I’ve been talking with my extended Kamahele family over on my Facebook page. It’s got me thinking about our Kamahele family of Makuu and how it was back then.
I’m going to rerun five posts I wrote back in 2009 about life in Maku‘u and my family there. Every Monday I’ll post another one, and here is the first.
My Kamahele Family in Maku‘u
Today I was thinking about my Kamahele family and especially my grandmother Leihulu’s brother, Ulrich Kamahele.
Everybody knew him as Uncle Sonny, as if there was only one “Uncle Sonny” in all of Hawai‘i. He was a larger-than-life character. In a crowd, he dominated by the sheer force of his personality. Since I have been thinking about him, I thought I would write a several-part story about Maku‘u.
My extended Kamahele family came from Maku‘u. When we were small kids, Pop took us in his ‘51 Chevy to visit.
He turned left just past the heart of Pahoa town, where the barbershop is today. We drove down that road until he hit the railroad tracks, and then turned left on the old railroad grade back toward Hilo. A few miles down the railroad grading was the old Maku‘u station. It was an old wooden shack with bench seats, as I recall. That is where the train stopped in the old days. A road wound around the pahoehoe lava flow all the way down the beach to Maku‘u. That was before there were the Paradise Park or Hawaiian Beaches subdivisions.
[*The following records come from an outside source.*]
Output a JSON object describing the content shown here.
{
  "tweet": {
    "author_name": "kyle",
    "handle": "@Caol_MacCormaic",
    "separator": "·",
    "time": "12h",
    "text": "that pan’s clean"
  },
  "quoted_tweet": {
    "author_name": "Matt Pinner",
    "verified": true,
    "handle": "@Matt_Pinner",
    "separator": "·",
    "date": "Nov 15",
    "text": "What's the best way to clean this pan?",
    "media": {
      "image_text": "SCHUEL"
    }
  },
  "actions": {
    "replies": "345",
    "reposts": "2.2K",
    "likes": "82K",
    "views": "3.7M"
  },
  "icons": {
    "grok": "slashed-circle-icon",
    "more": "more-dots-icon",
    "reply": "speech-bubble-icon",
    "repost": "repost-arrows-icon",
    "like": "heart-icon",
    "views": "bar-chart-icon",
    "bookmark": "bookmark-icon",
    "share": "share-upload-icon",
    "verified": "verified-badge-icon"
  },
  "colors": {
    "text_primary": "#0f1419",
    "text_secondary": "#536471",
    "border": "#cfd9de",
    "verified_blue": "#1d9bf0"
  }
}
We did not know there was a district called Maku‘u; we thought the family compound was named Maku‘u. Of the 20-acre property, maybe 10 acres consisted of a kipuka where the soil was ten feet deep. The 10 acres on the Hilo side were typical pahoehoe lava. The property had a long oceanfront with a coconut grove running the length of the oceanfront. It was maybe 30 trees deep and 50 feet tall.
The old-style, two-story house sat on the edge of a slope just behind the coconut grove. If I recall correctly, it had a red roof and green walls. Instead of concrete blocks as supports for the posts, they used big rocks from down the beach.
There was no telephone, no electricity and no running water. So when we arrived it was a special occasion. We kids never, ever got as welcome a reception as we got whenever we went to Maku‘u.
The person who was always happiest to see us small kids was tutu lady Meleana, my grandma Leihulu’s mom. She was a tiny, gentle woman, maybe 100 pounds, but very much the matriarch of the family. She spoke very little English but it was never an issue. We communicated just fine.
We could not wait to go down the beach. Once she took us kids to catch ‘ohua—baby manini. She used a net with coconut leaves as handles that she used to herd the fish into the net. I don’t recall how she dried it, but I remember how we used to stick our hands in a jar to eat one at a time. They were good.
She would get a few ‘opihi and a few haukeuke and we spent a lot of time poking around looking at this sea creature and that.
Between the ocean in the front and the taro patch, ulu trees, bananas and pig pen in the back, there was no problem about food. I know how Hawaiians could be self-sufficient because I saw it in action.
The house was full of rolls of stripped lauhala leaves. There were several lauhala trees and one was a variegated type. I don’t recall if they used it for lauhala mats but it dominated the road to the house.
There were lauhala mats all over the place, four and five thick. There was a redwood water tank, and a Bull Durham bag hung on the kitchen water pipe as a filter.
Years later when I showed interest in playing slack key, I was given Tutu’s old Martin guitar.
She played it so often that the bottom frets had indentations in it where her fingers went.